=== Section Start ===
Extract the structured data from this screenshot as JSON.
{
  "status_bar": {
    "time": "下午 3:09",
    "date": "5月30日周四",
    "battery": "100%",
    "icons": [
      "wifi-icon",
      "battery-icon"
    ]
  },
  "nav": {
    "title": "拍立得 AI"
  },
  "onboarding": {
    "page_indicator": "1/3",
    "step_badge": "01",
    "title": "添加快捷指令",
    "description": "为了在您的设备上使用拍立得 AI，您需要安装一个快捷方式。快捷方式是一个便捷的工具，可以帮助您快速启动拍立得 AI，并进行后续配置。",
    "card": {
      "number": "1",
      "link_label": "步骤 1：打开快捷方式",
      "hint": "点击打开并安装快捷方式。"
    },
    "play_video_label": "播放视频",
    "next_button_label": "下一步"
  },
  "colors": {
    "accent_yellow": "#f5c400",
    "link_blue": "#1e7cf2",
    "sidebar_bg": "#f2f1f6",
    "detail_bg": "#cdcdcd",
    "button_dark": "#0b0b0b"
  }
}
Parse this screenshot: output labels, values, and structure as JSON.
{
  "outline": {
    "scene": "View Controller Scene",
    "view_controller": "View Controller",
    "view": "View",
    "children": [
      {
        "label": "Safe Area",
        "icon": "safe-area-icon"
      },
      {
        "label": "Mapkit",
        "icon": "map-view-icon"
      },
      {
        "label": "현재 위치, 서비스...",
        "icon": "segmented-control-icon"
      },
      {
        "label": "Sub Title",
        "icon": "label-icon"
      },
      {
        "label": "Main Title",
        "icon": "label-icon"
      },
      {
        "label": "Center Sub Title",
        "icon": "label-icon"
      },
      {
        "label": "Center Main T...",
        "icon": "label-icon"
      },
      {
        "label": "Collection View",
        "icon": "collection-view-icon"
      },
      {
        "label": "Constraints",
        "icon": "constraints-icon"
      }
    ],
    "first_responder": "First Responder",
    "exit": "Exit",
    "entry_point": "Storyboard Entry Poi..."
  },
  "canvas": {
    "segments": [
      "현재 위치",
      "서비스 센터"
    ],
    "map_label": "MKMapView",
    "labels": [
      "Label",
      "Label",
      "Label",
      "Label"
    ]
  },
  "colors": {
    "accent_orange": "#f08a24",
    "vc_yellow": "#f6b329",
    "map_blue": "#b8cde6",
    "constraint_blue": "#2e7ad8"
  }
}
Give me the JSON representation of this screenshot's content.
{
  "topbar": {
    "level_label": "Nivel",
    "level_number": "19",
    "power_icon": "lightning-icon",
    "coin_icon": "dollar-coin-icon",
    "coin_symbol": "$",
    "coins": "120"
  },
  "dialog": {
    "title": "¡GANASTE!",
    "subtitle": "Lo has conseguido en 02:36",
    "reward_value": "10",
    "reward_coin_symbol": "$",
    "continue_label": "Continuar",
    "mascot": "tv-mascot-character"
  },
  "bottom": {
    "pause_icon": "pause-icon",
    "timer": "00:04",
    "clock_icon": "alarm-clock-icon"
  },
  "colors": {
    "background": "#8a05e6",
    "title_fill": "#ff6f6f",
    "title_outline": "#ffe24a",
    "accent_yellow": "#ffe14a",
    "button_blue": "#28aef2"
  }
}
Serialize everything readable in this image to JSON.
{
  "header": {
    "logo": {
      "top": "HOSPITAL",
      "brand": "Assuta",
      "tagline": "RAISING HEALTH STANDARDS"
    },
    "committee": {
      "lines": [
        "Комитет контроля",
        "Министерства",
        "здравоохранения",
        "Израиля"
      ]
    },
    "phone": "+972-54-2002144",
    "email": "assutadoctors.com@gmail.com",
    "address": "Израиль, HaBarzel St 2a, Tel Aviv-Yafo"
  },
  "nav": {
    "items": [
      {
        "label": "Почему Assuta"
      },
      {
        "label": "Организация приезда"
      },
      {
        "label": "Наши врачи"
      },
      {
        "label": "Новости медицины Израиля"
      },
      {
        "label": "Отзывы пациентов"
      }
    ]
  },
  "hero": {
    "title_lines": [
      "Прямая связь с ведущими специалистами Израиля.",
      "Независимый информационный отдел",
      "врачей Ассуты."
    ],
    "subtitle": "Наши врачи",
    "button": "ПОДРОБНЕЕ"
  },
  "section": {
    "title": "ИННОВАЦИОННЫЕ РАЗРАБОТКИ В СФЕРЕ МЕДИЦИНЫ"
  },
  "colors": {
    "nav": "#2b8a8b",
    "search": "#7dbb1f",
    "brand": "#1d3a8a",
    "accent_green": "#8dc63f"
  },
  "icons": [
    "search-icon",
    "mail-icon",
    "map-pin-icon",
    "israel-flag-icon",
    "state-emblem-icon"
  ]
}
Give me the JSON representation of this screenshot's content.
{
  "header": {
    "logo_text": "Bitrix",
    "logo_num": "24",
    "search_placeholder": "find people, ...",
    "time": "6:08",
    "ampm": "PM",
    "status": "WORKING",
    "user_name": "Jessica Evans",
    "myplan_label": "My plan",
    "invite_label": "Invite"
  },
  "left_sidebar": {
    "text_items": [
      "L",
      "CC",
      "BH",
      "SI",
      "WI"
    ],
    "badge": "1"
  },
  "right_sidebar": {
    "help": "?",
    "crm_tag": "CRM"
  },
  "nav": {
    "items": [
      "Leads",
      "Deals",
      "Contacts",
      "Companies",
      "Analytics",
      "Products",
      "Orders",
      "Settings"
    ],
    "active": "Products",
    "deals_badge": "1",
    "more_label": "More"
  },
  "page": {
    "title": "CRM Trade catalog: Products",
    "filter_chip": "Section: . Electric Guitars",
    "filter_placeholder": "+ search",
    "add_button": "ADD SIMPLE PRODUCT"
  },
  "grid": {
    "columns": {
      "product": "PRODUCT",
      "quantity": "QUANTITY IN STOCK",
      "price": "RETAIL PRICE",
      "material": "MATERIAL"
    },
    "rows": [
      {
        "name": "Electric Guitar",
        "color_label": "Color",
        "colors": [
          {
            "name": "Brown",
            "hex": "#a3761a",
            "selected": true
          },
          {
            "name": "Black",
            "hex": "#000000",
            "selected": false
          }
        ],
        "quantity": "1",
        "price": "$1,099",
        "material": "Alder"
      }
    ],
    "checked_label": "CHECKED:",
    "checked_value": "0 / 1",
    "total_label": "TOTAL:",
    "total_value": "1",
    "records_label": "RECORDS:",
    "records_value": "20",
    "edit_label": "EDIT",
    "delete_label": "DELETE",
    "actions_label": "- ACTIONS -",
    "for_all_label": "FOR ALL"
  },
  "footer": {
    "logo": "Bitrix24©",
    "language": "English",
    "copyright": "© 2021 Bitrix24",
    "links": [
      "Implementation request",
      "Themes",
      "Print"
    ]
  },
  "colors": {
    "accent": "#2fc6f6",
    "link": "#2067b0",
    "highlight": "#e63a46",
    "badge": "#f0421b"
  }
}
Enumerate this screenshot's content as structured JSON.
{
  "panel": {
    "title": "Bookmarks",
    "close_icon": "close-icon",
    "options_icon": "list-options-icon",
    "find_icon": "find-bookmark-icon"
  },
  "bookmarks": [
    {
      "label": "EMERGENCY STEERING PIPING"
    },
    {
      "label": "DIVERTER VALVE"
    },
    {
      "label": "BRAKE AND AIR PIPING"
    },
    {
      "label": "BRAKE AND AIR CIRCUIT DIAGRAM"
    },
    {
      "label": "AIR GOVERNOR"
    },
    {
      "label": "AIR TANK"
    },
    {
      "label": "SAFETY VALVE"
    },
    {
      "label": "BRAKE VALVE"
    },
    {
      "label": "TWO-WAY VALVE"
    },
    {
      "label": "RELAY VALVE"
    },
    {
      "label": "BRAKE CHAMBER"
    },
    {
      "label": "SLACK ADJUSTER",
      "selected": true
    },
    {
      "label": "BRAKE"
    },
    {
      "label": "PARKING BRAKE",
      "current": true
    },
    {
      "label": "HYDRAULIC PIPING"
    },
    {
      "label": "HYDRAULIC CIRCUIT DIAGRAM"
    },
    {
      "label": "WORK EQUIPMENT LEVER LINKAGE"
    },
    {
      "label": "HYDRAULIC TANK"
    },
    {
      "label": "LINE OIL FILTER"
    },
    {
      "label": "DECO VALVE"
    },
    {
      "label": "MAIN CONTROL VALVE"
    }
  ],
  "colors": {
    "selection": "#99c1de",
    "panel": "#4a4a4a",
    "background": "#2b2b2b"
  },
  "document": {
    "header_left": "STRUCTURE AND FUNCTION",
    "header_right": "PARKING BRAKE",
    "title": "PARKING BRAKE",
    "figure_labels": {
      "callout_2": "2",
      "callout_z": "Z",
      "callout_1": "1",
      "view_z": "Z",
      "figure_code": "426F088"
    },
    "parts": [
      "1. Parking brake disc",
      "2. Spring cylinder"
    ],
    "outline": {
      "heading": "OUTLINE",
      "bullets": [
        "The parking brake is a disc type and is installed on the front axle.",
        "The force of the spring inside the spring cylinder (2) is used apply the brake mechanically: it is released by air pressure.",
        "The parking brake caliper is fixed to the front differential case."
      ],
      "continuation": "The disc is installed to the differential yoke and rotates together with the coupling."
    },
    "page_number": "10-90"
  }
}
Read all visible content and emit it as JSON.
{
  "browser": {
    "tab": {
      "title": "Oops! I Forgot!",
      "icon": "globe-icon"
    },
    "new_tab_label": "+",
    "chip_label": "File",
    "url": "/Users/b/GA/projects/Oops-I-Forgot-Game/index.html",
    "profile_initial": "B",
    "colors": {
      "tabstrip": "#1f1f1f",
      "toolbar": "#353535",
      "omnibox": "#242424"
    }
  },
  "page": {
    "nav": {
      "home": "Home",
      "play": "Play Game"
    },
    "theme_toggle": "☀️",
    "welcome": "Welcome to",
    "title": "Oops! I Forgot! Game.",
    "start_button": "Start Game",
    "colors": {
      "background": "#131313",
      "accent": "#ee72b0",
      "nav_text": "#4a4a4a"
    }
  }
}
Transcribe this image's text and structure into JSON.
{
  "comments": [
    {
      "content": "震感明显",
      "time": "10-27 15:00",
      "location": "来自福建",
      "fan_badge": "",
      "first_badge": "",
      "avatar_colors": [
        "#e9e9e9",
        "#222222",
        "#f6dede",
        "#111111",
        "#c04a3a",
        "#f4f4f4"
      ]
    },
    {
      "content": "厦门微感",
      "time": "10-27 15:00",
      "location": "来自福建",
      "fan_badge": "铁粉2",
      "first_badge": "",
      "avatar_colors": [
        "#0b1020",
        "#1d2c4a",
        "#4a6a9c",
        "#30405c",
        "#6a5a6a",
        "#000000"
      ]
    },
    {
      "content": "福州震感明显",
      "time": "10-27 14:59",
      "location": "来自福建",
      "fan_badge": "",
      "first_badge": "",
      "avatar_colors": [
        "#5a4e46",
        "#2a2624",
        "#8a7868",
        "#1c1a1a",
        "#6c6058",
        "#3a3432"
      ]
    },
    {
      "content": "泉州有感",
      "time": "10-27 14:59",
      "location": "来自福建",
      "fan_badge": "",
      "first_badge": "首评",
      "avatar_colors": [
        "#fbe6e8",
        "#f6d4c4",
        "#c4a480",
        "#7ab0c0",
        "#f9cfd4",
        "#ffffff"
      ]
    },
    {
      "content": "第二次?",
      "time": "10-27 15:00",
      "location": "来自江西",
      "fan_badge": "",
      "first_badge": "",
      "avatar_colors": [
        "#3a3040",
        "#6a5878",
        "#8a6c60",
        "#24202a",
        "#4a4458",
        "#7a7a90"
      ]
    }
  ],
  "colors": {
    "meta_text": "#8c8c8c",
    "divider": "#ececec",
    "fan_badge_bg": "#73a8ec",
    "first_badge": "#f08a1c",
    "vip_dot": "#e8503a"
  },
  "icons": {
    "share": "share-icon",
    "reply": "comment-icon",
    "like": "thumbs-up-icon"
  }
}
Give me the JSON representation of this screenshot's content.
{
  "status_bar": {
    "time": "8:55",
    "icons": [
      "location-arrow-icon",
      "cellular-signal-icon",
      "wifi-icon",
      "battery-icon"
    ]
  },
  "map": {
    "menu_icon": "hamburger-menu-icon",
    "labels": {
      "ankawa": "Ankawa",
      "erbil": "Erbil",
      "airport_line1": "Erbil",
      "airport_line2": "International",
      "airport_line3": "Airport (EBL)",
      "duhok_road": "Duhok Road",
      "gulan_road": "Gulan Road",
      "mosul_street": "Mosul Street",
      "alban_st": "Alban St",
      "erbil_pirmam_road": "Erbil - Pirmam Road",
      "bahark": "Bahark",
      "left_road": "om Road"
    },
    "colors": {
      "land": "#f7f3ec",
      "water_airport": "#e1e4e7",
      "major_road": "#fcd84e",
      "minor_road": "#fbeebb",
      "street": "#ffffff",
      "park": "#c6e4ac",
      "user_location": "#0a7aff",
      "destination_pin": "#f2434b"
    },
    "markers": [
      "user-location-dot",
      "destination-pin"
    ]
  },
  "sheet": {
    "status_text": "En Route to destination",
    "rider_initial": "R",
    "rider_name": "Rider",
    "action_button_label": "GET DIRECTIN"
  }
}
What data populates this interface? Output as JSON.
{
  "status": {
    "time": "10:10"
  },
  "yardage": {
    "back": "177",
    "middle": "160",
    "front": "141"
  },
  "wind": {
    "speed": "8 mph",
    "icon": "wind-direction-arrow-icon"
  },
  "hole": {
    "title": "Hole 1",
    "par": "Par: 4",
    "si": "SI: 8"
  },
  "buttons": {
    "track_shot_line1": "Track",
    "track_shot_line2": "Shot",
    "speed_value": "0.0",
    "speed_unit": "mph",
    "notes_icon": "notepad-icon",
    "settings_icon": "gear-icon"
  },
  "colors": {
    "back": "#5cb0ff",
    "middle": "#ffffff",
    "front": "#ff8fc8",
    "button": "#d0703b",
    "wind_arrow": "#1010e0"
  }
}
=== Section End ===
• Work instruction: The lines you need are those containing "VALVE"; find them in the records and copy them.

• Response to the exercise:
      "label": "DIVERTER VALVE"
      "label": "SAFETY VALVE"
      "label": "BRAKE VALVE"
      "label": "TWO-WAY VALVE"
      "label": "RELAY VALVE"
      "label": "DECO VALVE"
      "label": "MAIN CONTROL VALVE"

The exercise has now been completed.